This math game teaches children about the order of operations and how to write simple and complex math equations using addition, subtraction, multiplication, and division.
We're Scrabble fans, so we enjoy playing 'SMATH. Since the tiles are kept in a storage bag, it's easy to set up, and cleanup is a breeze.
- Easy to set up and cleanup.
- Easily adaptable for younger players.
- Makes learning how to write basic equations fun.
The tiles come attached in sheets, so they have to be broken apart before the game can be played. It's not a big deal, but the breaks aren't very smooth, and some of the pieces will have bits sticking out. This doesn't effect the educational value of the game by any means, though. The biggest downside is that you cannot combine numbers (like 2 and 4 to make 24) so the largest number that can be played is 12. There are blank tiles, but this definitely puts a limit on what equations can be created.
- Leave out the brackets and multiplication and division signs to make the game easier for younger players.
- You need to keep the equal signs and brackets separate from the others, so we recommend you store them separately, too.
- If the children playing are just being introduced to the order of operations, skip the scoring part and just have them take turns making equations.
We recommend 'SMATH to families homeschooling primary and middle school students. Since tiles can easily be omitted, it's easy to adjust the game for different levels of play. Younger players may need assistance.

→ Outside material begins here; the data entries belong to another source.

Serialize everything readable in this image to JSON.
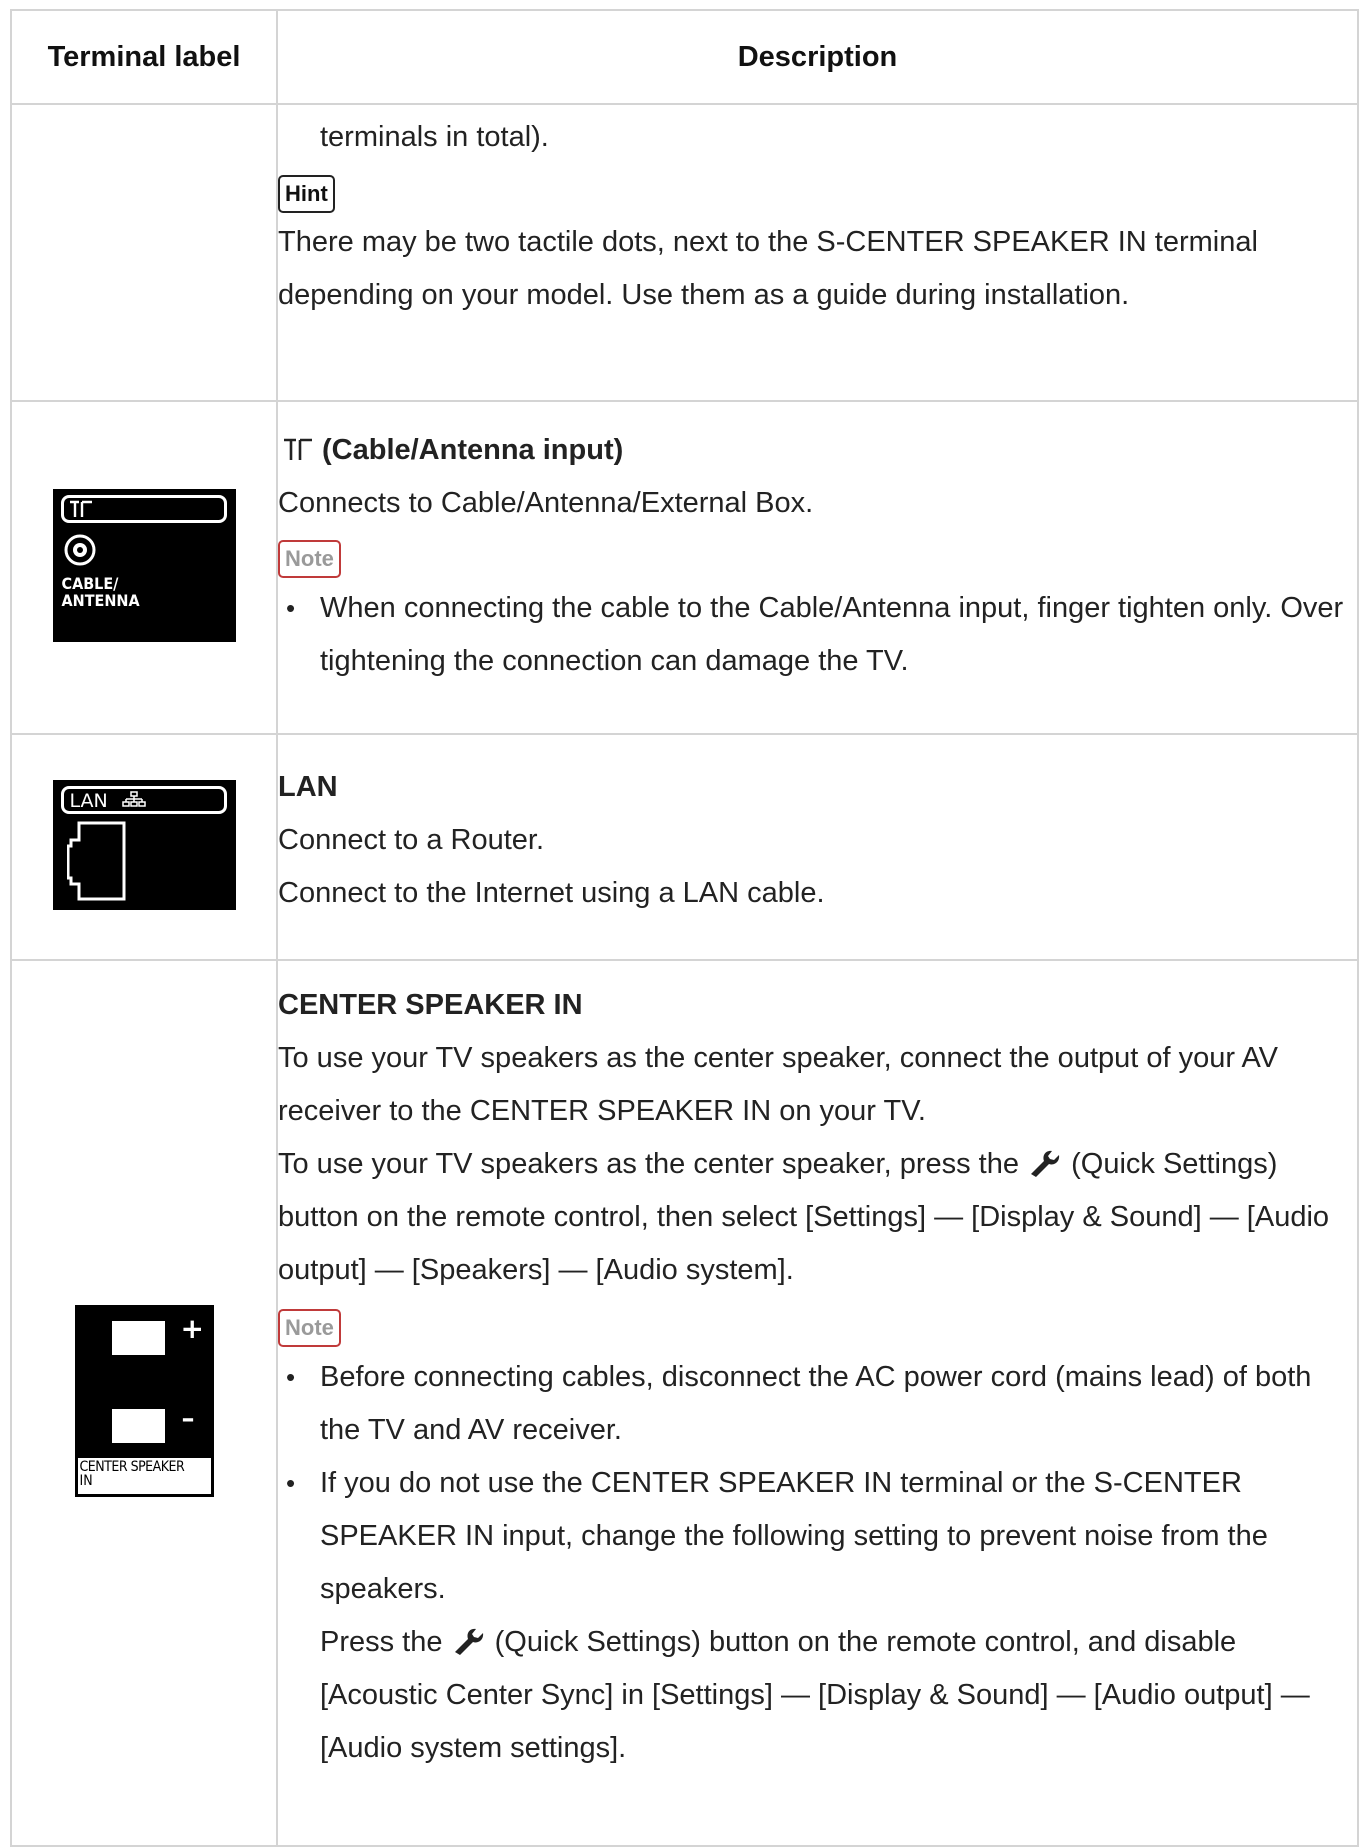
{
  "header": {
    "col1": "Terminal label",
    "col2": "Description"
  },
  "rows": {
    "row1": {
      "continuation": "terminals in total).",
      "hint_label": "Hint",
      "hint_text": "There may be two tactile dots, next to the S-CENTER SPEAKER IN terminal depending on your model. Use them as a guide during installation."
    },
    "row2": {
      "image_text_top": "CABLE/",
      "image_text_bottom": "ANTENNA",
      "symbol": "⊤⊤",
      "title": "(Cable/Antenna input)",
      "line1": "Connects to Cable/Antenna/External Box.",
      "note_label": "Note",
      "bullet1": "When connecting the cable to the Cable/Antenna input, finger tighten only. Over tightening the connection can damage the TV."
    },
    "row3": {
      "image_text": "LAN",
      "title": "LAN",
      "line1": "Connect to a Router.",
      "line2": "Connect to the Internet using a LAN cable."
    },
    "row4": {
      "image_plus": "+",
      "image_minus": "–",
      "image_text_top": "CENTER SPEAKER",
      "image_text_bottom": "IN",
      "title": "CENTER SPEAKER IN",
      "para1": "To use your TV speakers as the center speaker, connect the output of your AV receiver to the CENTER SPEAKER IN on your TV.",
      "para2_pre": "To use your TV speakers as the center speaker, press the",
      "para2_post": "(Quick Settings) button on the remote control, then select [Settings] — [Display & Sound] — [Audio output] — [Speakers] — [Audio system].",
      "note_label": "Note",
      "bullet1": "Before connecting cables, disconnect the AC power cord (mains lead) of both the TV and AV receiver.",
      "bullet2": "If you do not use the CENTER SPEAKER IN terminal or the S-CENTER SPEAKER IN input, change the following setting to prevent noise from the speakers.",
      "bullet2_cont_pre": "Press the",
      "bullet2_cont_post": "(Quick Settings) button on the remote control, and disable [Acoustic Center Sync] in [Settings] — [Display & Sound] — [Audio output] — [Audio system settings]."
    }
  },
  "icons": {
    "antenna": "antenna-icon",
    "wrench": "wrench-icon",
    "lan": "network-icon"
  }
}
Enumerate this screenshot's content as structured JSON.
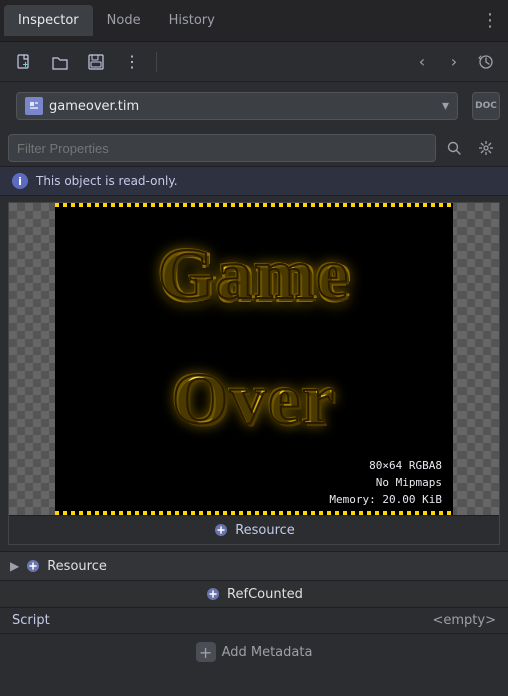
{
  "tabs": [
    {
      "id": "inspector",
      "label": "Inspector",
      "active": true
    },
    {
      "id": "node",
      "label": "Node",
      "active": false
    },
    {
      "id": "history",
      "label": "History",
      "active": false
    }
  ],
  "toolbar": {
    "new_icon": "📄",
    "open_icon": "📂",
    "save_icon": "💾",
    "menu_icon": "⋮",
    "back_label": "‹",
    "forward_label": "›",
    "object_label": "⟳"
  },
  "file_selector": {
    "filename": "gameover.tim",
    "chevron": "▾",
    "doc_label": "DOC"
  },
  "filter": {
    "placeholder": "Filter Properties"
  },
  "info_bar": {
    "message": "This object is read-only."
  },
  "image_overlay": {
    "dimensions": "80×64 RGBA8",
    "mipmaps": "No Mipmaps",
    "memory": "Memory: 20.00 KiB"
  },
  "resource_section": {
    "title": "Resource",
    "icon": "resource"
  },
  "refcounted_section": {
    "title": "RefCounted",
    "icon": "refcounted"
  },
  "properties": [
    {
      "label": "Script",
      "value": "<empty>"
    }
  ],
  "add_metadata": {
    "label": "Add Metadata"
  }
}
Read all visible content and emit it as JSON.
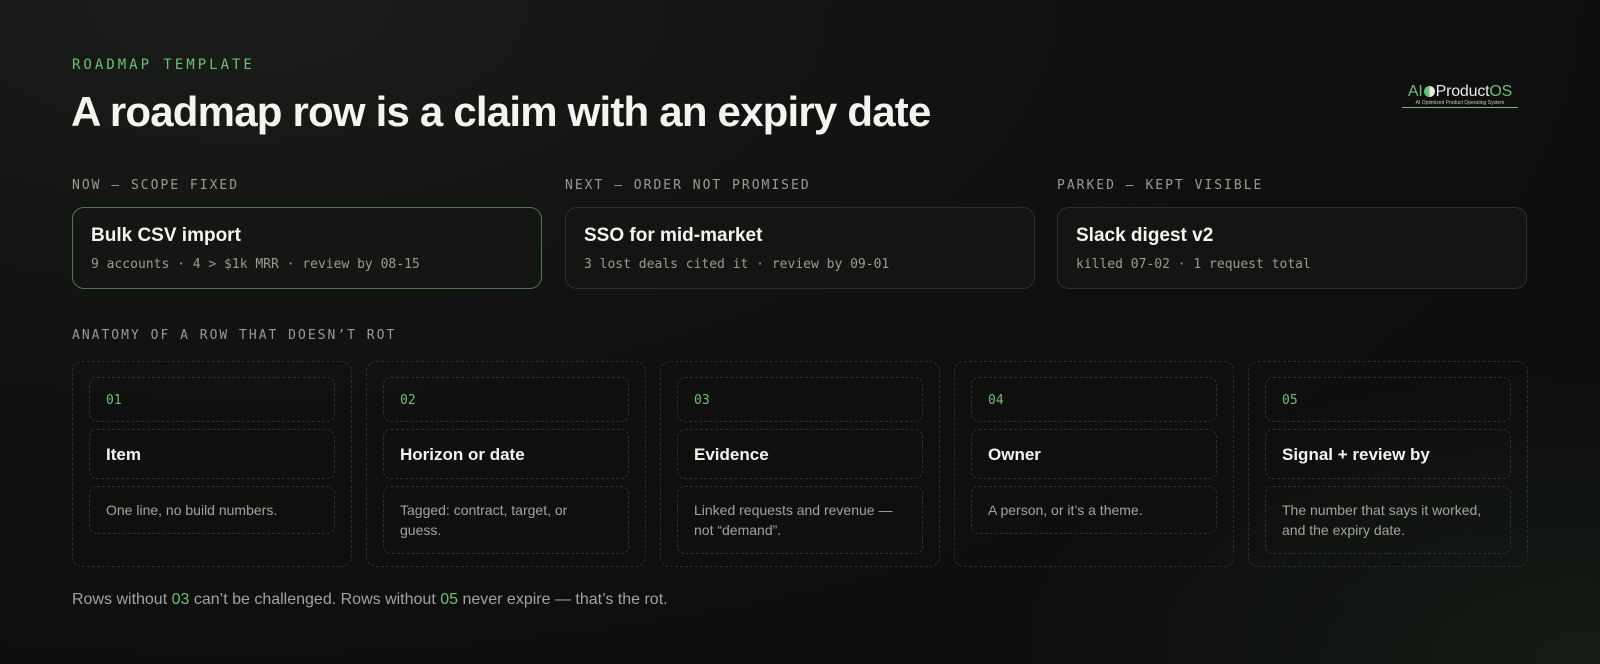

This math game is great for introducing the order of operations and reinforcing basic math skills. Since it's easy to omit brackets, division signs, and multiplication signs, 'SMATH can be easily adapted for younger players.